"Hospice care for the terminally ill is the end piece of how to care for patients from birth on," she wrote. "As more and more people -- families of hospice patients and hospice volunteers -- are exposed to this new model of how to approach end-of-life care, we are taking what was essentially a hidden scene -- death, an unknown -- and making it a reality. We are showing people that there are meaningful ways to cope with this very difficult situation."
In 1982, Congress ordered Medicare to pay for hospice care, which further accelerated the growth of the movement. Today, U.S. hospice programs care for about 900,000 patients every year.

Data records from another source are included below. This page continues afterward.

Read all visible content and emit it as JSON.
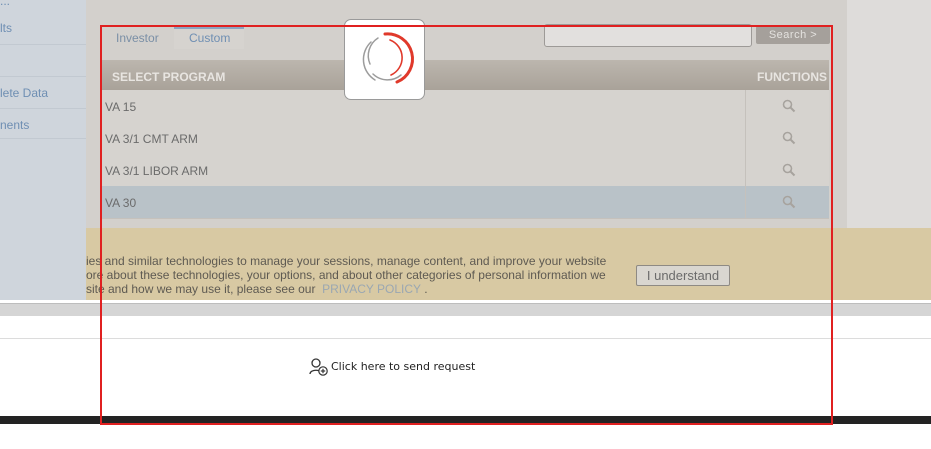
{
  "sidebar": {
    "items": [
      "lts",
      "lete Data",
      "nents"
    ],
    "top_fragment": "..."
  },
  "tabs": [
    {
      "label": "Investor"
    },
    {
      "label": "Custom"
    }
  ],
  "search": {
    "value": "",
    "button_label": "Search >"
  },
  "table": {
    "columns": [
      "SELECT PROGRAM",
      "FUNCTIONS"
    ],
    "rows": [
      {
        "program": "VA 15"
      },
      {
        "program": "VA 3/1 CMT ARM"
      },
      {
        "program": "VA 3/1 LIBOR ARM"
      },
      {
        "program": "VA 30"
      }
    ]
  },
  "cookie": {
    "line1": "ies and similar technologies to manage your sessions, manage content, and improve your website",
    "line2": "ore about these technologies, your options, and about other categories of personal information we",
    "line3": "site and how we may use it, please see our",
    "link_text": "PRIVACY POLICY",
    "after_link": ".",
    "button_label": "I understand"
  },
  "send_request": {
    "label": "Click here to send request",
    "icon": "user-add-icon"
  },
  "colors": {
    "annotation_frame": "#e02020",
    "spinner_arc": "#e0392b"
  }
}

Wald also came out in support of euthanasia. "There are cases in which either the pain or the debilitation the patient is experiencing is more than can be borne, whether it be economically, physically, emotionally or socially," she said. "For this reason, I feel a range of options should be available to the patient, and this should include assisted suicide."
More recently, Wald had been working to bring hospice care to prisons, training inmates to be hospice volunteers.
In an interview with the Journal of the American Medical Assn., she said that the needs of prisoners are different because they face death knowing they have not had successful lives. She found that inmates serving as hospice volunteers gained confidence from the situation.
"It shows that even in this terrible situation, something good can happen, a sense of possibility emerges," she said.
Florence Sophie Schorske was born in New York on April 19, 1917. She received a bachelor's degree from Mount Holyoke College in 1938 and a master's in nursing from Yale in 1941. During World War II, she worked as a research technician with the Army Signal Corps.
After the war, she became a staff nurse with the New York Visiting Nurse Service. She later spent six years as a research assistant at the Columbia University College of Physicians and Surgeons and two years as an instructor at the Rutgers University School of Nursing before obtaining a second master's degree in mental health nursing and joining Yale in 1957. She became dean in 1959.
She received many honors during her life, including induction into the National Women's Hall of Fame in 1998. She was also named an American Academy of Nursing Living Legend.
Her husband of 40 years, Henry Wald, died in 2000. She is survived by a son, Joel, of Bronxville, N.Y.; a daughter, Shari, of Halifax, Canada; and five grandchildren.
Maugh is a Times staff writer.